Unconventional families have been a stock trope for sitcom writers for a while now; Modern Family, Reba and Raising Hope come to mind at the top of my head. With Raising Hope garnering audience love, ABC Family decided this was an idea they could get behind. Except the show’s creators failed to understand where Raising Hope’s comedy is rooted. Look I’m no longer willing to cut ABC Family slack because of what their target audience is and who they’re creating the show for. They’ve managed to do successful shows which go beyond stereotypes, created characters people have fallen in love with and rooted for and have managed to base them in reality too. Raising Hope is a show about people stuck in their dead-end lives, surrounded by poverty, trying to fight it and give Hope the chance at a better future than the ones they’ve been allowed. All the bad things life’s dealt her with (crazy mother, possibly criminal genetics, orphanhood), her family works overtime to compensate for those things.
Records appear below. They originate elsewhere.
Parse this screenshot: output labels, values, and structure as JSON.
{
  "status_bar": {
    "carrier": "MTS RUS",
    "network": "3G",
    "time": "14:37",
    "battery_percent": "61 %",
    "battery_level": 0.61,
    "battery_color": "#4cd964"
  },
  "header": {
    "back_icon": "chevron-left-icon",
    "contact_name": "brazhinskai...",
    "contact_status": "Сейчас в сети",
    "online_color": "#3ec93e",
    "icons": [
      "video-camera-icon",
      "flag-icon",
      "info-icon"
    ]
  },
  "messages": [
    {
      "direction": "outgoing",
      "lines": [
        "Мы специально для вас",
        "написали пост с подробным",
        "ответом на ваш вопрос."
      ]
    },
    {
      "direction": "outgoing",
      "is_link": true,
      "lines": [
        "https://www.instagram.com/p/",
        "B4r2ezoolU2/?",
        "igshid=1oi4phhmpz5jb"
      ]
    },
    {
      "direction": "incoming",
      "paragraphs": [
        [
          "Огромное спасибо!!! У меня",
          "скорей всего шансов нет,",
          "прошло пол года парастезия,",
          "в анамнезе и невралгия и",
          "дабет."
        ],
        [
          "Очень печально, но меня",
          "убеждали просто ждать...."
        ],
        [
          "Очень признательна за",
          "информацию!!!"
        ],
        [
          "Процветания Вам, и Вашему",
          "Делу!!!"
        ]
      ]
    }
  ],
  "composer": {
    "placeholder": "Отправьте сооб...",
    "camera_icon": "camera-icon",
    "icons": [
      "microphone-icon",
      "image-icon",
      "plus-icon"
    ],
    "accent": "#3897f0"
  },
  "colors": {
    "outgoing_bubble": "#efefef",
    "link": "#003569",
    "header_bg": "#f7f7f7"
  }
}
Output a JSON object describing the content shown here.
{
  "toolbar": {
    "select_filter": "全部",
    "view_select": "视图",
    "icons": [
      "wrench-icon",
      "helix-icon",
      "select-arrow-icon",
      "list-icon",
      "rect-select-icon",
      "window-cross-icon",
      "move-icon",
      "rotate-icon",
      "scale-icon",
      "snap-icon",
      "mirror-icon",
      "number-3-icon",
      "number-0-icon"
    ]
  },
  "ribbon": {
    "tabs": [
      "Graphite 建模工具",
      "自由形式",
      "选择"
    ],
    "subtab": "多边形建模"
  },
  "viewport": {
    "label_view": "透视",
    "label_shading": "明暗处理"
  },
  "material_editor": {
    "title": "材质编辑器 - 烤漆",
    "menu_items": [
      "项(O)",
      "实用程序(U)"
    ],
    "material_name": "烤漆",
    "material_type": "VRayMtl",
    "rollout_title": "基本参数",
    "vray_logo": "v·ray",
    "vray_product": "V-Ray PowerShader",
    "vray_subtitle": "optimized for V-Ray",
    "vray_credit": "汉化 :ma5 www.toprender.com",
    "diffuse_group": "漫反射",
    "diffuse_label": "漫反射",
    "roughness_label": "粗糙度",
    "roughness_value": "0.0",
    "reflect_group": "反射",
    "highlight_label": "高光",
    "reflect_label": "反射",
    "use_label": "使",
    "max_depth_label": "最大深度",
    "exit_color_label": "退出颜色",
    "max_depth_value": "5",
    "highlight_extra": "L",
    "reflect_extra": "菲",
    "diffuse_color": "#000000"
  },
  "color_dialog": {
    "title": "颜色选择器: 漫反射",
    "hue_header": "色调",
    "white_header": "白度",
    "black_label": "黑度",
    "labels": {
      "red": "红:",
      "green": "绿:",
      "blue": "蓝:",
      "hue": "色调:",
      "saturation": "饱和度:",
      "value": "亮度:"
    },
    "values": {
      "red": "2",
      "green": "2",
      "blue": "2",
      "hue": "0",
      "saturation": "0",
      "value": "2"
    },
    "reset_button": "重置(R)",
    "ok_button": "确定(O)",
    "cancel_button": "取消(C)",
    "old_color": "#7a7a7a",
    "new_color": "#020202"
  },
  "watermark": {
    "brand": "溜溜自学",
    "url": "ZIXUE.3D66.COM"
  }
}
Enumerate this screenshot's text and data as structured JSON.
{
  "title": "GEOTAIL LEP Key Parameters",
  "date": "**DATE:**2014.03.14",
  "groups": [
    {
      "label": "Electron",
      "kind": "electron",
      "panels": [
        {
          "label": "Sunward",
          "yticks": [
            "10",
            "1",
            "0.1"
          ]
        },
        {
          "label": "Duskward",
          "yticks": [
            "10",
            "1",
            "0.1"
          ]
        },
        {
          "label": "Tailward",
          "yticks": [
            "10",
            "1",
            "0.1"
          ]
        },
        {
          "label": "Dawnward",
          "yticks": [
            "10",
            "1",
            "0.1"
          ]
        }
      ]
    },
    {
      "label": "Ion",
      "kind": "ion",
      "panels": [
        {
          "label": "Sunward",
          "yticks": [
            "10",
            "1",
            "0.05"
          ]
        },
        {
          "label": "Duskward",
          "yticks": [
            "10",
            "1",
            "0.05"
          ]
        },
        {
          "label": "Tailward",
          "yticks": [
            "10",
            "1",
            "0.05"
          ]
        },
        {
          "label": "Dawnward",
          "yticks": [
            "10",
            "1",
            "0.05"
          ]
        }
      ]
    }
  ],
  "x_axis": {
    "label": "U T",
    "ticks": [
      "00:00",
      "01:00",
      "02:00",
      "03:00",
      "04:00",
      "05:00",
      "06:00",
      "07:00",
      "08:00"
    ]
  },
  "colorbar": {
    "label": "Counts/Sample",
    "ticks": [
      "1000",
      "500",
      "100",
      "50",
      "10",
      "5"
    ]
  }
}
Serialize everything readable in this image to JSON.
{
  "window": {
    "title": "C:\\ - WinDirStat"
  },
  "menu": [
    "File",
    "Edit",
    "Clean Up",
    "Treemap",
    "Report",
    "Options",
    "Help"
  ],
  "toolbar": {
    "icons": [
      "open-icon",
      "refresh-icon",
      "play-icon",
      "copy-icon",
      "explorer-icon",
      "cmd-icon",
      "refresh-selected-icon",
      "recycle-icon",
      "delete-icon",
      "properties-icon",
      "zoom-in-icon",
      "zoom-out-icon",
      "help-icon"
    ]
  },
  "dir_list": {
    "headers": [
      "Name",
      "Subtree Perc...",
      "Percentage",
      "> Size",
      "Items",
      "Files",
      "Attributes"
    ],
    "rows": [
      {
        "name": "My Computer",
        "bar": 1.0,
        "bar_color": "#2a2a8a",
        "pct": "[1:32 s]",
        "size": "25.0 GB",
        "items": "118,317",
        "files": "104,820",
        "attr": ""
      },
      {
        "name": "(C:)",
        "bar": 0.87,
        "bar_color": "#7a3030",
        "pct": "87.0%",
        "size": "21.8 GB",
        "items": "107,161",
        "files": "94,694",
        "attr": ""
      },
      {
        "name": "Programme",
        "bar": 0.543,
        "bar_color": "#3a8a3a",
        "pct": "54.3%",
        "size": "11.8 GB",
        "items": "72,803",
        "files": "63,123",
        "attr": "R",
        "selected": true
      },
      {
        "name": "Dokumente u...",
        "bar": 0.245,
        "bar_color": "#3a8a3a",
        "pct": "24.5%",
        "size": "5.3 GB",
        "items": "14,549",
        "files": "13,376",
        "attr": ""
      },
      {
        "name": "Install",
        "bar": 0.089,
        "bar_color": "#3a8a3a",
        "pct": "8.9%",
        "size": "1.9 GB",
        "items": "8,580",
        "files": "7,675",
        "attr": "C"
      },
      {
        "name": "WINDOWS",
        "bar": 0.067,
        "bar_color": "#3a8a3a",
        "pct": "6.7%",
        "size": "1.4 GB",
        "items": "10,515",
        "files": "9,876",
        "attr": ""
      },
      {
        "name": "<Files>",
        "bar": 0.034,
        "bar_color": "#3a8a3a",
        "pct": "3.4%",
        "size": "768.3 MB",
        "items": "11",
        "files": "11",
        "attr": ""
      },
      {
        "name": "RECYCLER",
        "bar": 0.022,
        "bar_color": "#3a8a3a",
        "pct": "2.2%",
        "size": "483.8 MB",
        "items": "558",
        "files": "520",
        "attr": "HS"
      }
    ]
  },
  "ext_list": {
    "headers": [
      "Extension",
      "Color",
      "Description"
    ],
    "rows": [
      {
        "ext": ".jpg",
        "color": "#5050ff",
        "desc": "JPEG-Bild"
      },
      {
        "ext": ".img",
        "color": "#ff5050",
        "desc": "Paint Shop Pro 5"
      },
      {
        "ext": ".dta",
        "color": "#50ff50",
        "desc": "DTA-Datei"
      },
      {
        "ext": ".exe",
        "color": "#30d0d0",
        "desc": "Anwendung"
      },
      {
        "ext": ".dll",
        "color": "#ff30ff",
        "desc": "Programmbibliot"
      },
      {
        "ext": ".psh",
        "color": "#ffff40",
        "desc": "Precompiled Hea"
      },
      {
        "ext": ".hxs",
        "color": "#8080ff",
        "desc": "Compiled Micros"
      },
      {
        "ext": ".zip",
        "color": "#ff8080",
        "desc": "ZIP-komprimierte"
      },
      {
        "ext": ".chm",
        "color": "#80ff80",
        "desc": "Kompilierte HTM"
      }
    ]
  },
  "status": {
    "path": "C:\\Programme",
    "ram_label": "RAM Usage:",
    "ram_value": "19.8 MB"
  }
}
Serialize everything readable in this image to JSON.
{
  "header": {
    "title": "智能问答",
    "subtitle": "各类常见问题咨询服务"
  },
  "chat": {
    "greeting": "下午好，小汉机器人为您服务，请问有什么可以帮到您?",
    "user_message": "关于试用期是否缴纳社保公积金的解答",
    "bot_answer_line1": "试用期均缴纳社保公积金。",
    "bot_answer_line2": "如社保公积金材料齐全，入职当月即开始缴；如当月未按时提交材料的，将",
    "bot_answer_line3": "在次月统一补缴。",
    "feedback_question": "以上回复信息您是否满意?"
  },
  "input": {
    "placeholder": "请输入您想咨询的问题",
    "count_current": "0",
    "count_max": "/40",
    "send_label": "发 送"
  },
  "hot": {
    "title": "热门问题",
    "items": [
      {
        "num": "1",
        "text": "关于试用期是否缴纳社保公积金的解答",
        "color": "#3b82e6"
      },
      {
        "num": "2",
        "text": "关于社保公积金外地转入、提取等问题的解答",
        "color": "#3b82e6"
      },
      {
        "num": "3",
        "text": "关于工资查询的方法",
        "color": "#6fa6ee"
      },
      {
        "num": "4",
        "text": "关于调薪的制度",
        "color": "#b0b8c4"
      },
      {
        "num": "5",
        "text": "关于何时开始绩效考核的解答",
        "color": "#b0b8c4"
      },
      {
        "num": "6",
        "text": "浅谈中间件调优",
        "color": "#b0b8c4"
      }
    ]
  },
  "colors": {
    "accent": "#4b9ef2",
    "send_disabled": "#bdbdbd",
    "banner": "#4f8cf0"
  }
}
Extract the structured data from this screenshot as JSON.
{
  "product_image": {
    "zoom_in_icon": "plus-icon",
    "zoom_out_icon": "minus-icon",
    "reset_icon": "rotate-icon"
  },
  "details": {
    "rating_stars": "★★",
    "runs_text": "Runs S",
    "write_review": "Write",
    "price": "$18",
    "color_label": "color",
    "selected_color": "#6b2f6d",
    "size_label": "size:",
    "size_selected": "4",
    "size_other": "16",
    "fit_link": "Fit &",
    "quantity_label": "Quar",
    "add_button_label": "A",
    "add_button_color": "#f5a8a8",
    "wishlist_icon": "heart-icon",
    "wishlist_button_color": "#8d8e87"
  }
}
At the end of the day its a show with a lot of heart and people with enough quirksÂ to be relatable to their audience as well as being able to laugh at their circumstances.
Baby Daddy’s focus is more of how a baby can stop a seemingly good (but ultimately empty) life to a halt when a good looking bartender, whose life is one big party finds himself taking care of a baby left at his doorstep one, fine day. He and his roommates accept the responsibilty of raising this child almost immediately, although there is talk of putting her up for adoption, but clearly that will never be more than just talk. Ben’s only proof of paternity is a birth certificate, one he accepts quite readily as being the absolute truth. He’s clearly never watch a soap in his life. Not getting a DNA test done seems uncharacteristic of a guy who shirks responsibility.
Baby Daddy derives its humor in baby fluids, “old friend is a hottie, but remember when she used to be fat?”, and “OMG how will we ever manage to care of a baby, crap we lost her”. None of these have a particularly inspired new take on these old tropes. The lead actor and his brother are still learning the ropes of comedic timing and pacing; and the rest of the supporting cast can dance very slow circles around them (the writing doesn’t allow them much else), mostly because of their sitcom acting experience.
Not much about the show would make most people want to tune in again. Well maybe to look at the cute baby one more time.
Shazia is part bionic, part crazy (parts not mutually exclusive), and would be happy conversing solely in TV quotes, forever hopeful she’ll be one-upped in her obscure TV references. She blogsÂ hereÂ and microblogsÂ here.